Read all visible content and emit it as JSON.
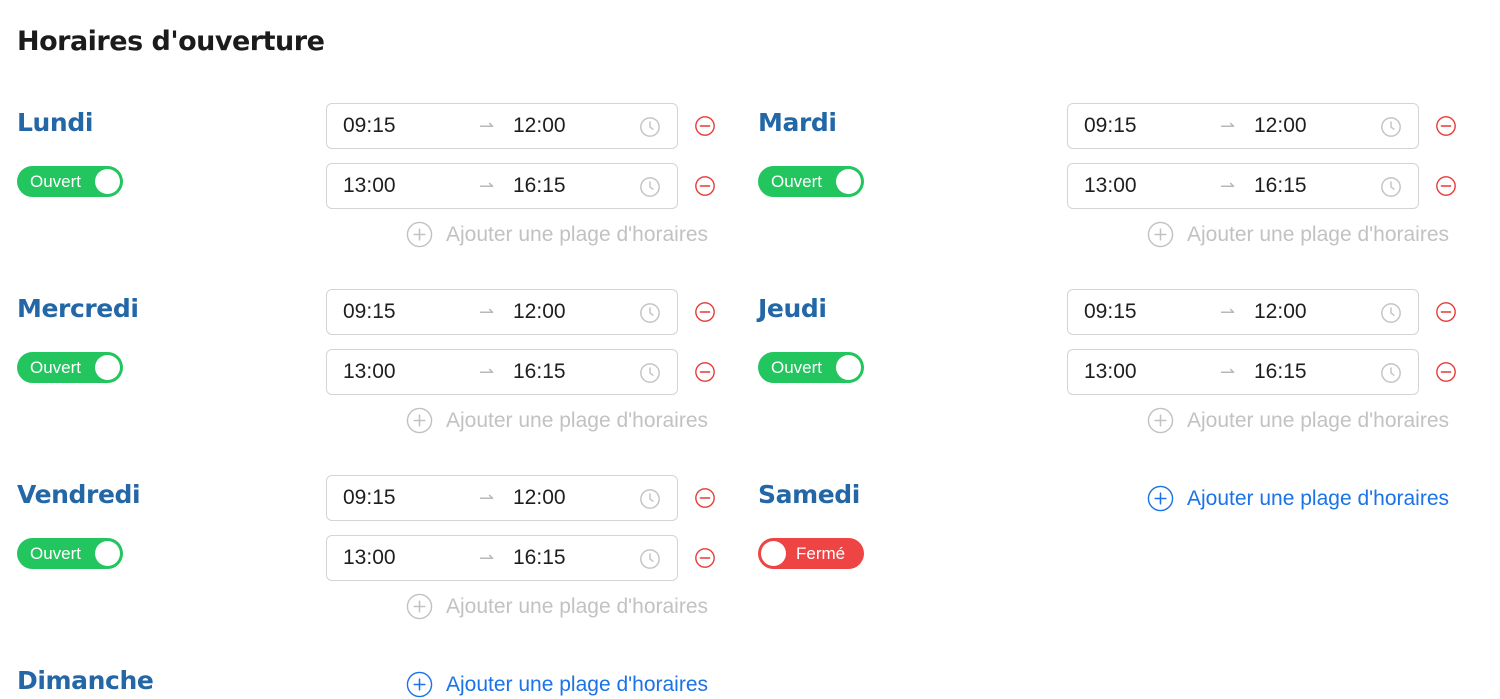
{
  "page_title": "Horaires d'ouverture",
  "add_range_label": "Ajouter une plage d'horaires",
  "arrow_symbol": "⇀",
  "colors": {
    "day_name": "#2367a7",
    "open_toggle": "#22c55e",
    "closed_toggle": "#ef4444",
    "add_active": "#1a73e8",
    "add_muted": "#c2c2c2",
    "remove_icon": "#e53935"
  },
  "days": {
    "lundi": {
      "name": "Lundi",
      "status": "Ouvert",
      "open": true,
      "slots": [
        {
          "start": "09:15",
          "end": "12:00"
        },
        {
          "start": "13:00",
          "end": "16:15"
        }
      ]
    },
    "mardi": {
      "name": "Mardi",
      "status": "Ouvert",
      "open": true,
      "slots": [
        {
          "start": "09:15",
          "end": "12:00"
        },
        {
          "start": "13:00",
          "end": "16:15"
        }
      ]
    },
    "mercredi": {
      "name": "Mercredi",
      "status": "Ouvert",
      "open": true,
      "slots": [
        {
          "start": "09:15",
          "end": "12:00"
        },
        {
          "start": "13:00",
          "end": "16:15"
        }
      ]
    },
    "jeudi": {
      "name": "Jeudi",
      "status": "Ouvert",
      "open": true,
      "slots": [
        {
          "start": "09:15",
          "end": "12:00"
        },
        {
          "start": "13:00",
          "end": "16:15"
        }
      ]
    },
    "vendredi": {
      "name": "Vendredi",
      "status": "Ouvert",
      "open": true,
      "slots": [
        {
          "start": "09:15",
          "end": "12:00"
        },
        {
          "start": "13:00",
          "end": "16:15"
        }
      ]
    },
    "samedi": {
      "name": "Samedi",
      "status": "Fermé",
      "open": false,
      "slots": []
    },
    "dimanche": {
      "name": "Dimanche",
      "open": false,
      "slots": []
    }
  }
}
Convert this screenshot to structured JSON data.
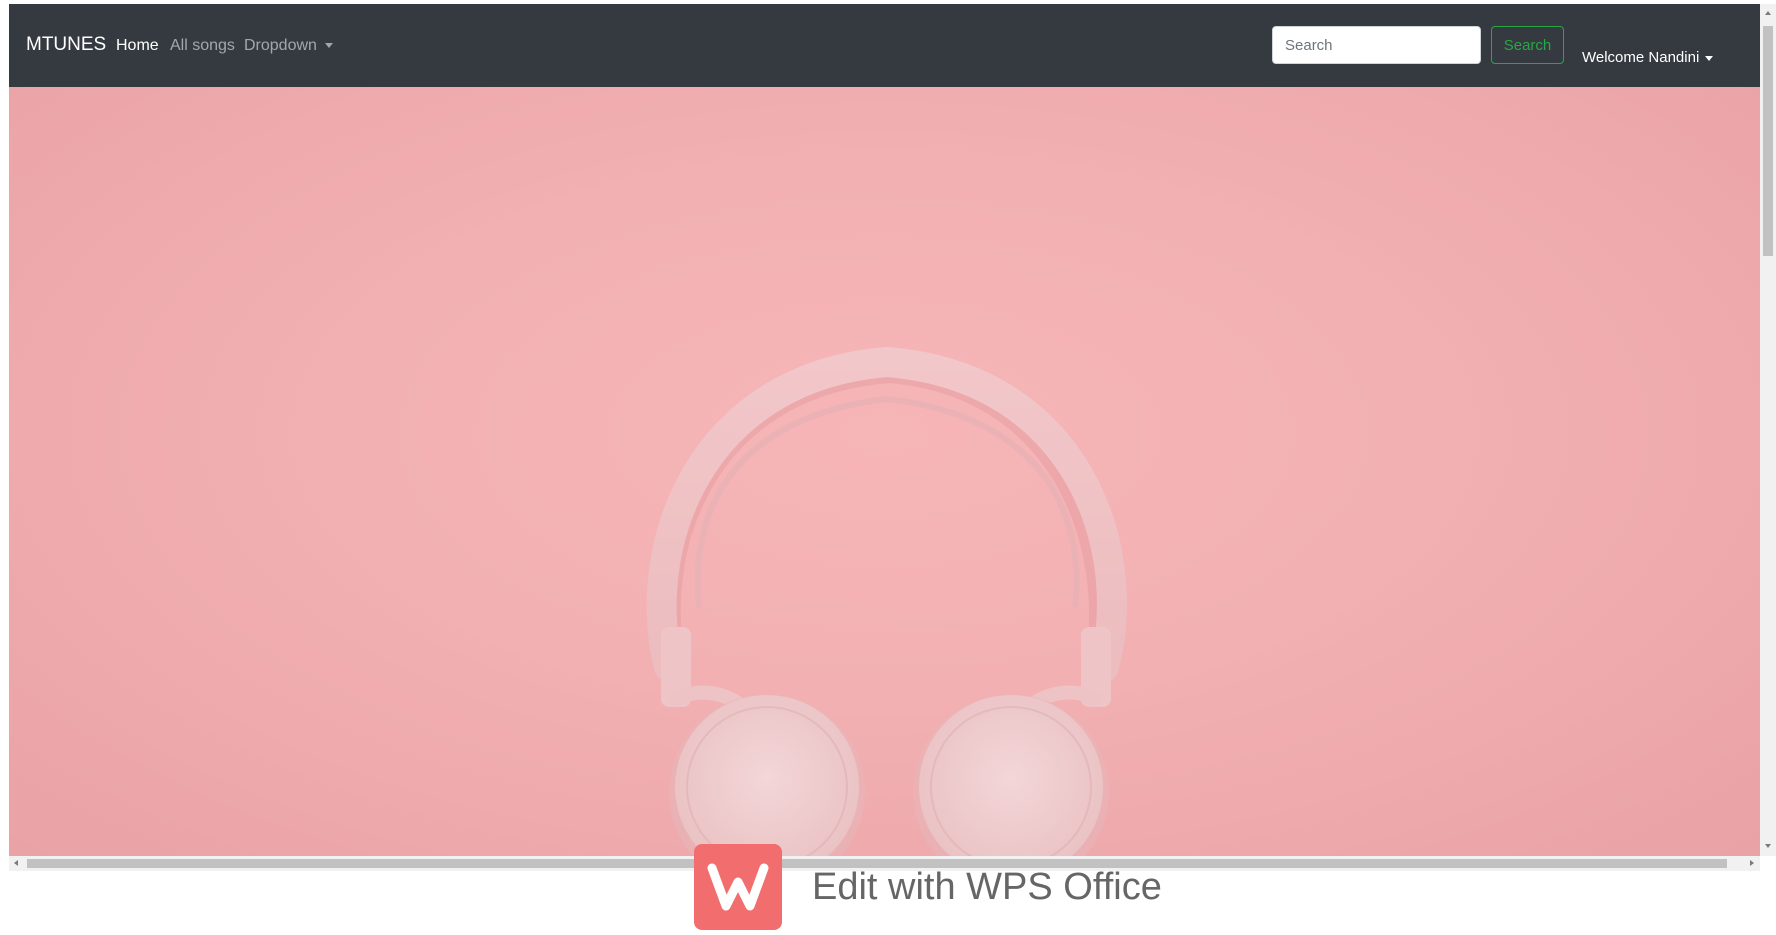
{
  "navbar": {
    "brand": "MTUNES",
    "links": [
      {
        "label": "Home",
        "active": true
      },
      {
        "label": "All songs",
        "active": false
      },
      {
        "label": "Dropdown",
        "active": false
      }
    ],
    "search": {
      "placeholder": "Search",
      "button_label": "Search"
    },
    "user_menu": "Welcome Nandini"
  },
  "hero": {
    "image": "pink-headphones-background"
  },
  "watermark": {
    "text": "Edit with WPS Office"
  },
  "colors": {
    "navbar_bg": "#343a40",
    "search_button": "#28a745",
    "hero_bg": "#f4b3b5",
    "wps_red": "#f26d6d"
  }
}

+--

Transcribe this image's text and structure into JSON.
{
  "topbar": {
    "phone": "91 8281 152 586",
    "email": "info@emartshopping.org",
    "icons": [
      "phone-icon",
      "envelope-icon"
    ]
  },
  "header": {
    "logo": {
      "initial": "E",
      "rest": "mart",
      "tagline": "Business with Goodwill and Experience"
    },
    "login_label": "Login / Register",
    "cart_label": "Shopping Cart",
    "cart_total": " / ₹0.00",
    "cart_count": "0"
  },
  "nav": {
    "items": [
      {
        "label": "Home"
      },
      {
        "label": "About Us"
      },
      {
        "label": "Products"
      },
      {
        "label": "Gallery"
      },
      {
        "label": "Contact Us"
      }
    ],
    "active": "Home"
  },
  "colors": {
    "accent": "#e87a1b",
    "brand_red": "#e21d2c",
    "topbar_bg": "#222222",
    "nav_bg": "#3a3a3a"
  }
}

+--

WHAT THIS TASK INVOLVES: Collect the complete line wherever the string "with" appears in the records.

EXPECTED OUTPUT:
    "text": "Edit with WPS Office"
      "tagline": "Business with Goodwill and Experience"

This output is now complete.